Only two of the four quarterbacks still left in the playoffs, Delhomme and Seattle's Matt Hasselbeck, were selected for this year's Pro Bowl game. Jake Plummer of Denver, a second alternate, will make the trip to Hawaii only because Palmer and Drew Brees are recovering from surgeries. All of the final four quarterbacks, though, would certainly prefer slogging through the snowy streets of Detroit next month over plowing through the thick sand of Waikiki Beach.
The "Big R," as Roethlisberger referred to the gaudy ring that accompanies a Super Bowl championship, will always take precedence over an all-star game more about R&R.
"The only [recognition] that matters to me is what I get from the guys in that room," Roethlisberger said as he pointed toward the Pittsburgh locker room in the RCA Dome following the Steelers' upset win at Indianapolis. "A month or so ago, about the only people who believed we could be in this situation were those guys, and so that's what matters the most. We pulled together and we survived and we're still playing."

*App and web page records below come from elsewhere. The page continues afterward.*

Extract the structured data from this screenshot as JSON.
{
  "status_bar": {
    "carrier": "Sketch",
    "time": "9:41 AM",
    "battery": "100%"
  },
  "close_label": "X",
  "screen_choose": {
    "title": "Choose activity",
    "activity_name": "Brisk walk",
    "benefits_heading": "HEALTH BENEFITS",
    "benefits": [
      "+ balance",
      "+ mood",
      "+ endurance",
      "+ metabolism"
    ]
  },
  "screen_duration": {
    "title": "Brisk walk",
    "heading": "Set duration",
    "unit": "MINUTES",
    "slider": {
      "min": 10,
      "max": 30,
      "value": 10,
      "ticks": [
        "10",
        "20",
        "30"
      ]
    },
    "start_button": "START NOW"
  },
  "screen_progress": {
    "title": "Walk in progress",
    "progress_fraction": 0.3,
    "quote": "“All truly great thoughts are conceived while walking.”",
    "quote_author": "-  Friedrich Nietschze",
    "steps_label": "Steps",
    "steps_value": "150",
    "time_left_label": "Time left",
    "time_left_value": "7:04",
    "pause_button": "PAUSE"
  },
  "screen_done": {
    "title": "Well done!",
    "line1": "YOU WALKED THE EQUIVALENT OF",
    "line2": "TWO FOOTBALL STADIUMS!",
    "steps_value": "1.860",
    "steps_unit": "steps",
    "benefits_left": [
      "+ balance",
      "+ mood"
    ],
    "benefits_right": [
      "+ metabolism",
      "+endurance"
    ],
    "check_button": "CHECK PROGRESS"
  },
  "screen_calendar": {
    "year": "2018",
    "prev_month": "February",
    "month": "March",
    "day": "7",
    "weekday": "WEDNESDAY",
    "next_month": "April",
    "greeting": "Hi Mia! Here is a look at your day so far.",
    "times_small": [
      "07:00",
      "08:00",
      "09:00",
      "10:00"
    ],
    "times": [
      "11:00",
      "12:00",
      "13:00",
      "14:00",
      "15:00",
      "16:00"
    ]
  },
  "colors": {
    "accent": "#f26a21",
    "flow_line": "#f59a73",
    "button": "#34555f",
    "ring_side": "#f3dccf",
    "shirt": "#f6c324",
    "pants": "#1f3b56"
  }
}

Perseverance, it seems, is a coveted trait common to the four quarterbacks still playing for the chance at a Super Bowl appearance.
"It's a league where you've got to earn your stripes," Hasselbeck said. "And the emphasis is on earn, believe me."
A former sixth-round draft pick, Hasselbeck served two seasons as Favre's caddy, and registered just 29 pass attempts in 1999 and 2000 before being traded to the Seahawks in 2001. Plummer was a second-round choice in 1997, but during six seasons with a mostly miserable Arizona Cardinals franchise, only once threw more touchdown passes than he did interceptions. Not until this season, when the Denver staff did a remarkable job of enhancing his game management skills, was Plummer able to finally dodge the stigma of being a quarterback who always seemed to make the killer turnover. Delhomme entered the NFL as an undrafted free agent, started only two games and threw just 86 passes in five seasons with the New Orleans Saints, and didn't become a starter until Carolina incumbent Rodney Peete bombed in the 2003 season opener.
Even Roethlisberger, who was the 11th player chosen overall in the 2004 draft, might not have become the starter as a rookie had the Steelers' Tommy Maddox not sustained an early-season elbow injury. So none of the four quarterbacks who still have a shot to hoist the shiny Vince Lombardi Trophy on the evening of Feb. 5 was born into the NFL with a silver spoon in his mouth.
And Delhomme, for one, figures that isn't all that bad.
It isn't so much that the final four quarterbacks are an unremarkable group. All of them have previous playoff experience and each has authored significant victories in the past. What might be most remarkable is that as a group, they comprise an unusual foursome. If some high-powered marketing official or television executive had the power to select who would still be playing, this would not have been the quartet vying for two Super Bowl berths.
The playoffs, though, are more about viability than visibility, and each of the four has helped to make his team a Super Bowl contender. Most fans can tell you how many times a particular franchise has won a championship, but not necessarily how many titles were claimed by individual quarterbacks.
Still, if the Panthers capture the first Super Bowl victory in franchise history, there is a good chance Delhomme will be the game's most valuable player. And that would mean, on the morning after Super Bowl XL, Delhomme, who has a sterling 5-1 record and a passer rating of 104.0 in postseason play, could leave Detroit tooling around in a shiny Cadillac and not a Kubota.
Len Pasquarelli is a senior NFL writer for ESPN.com. To check out Len's chat archive, click here.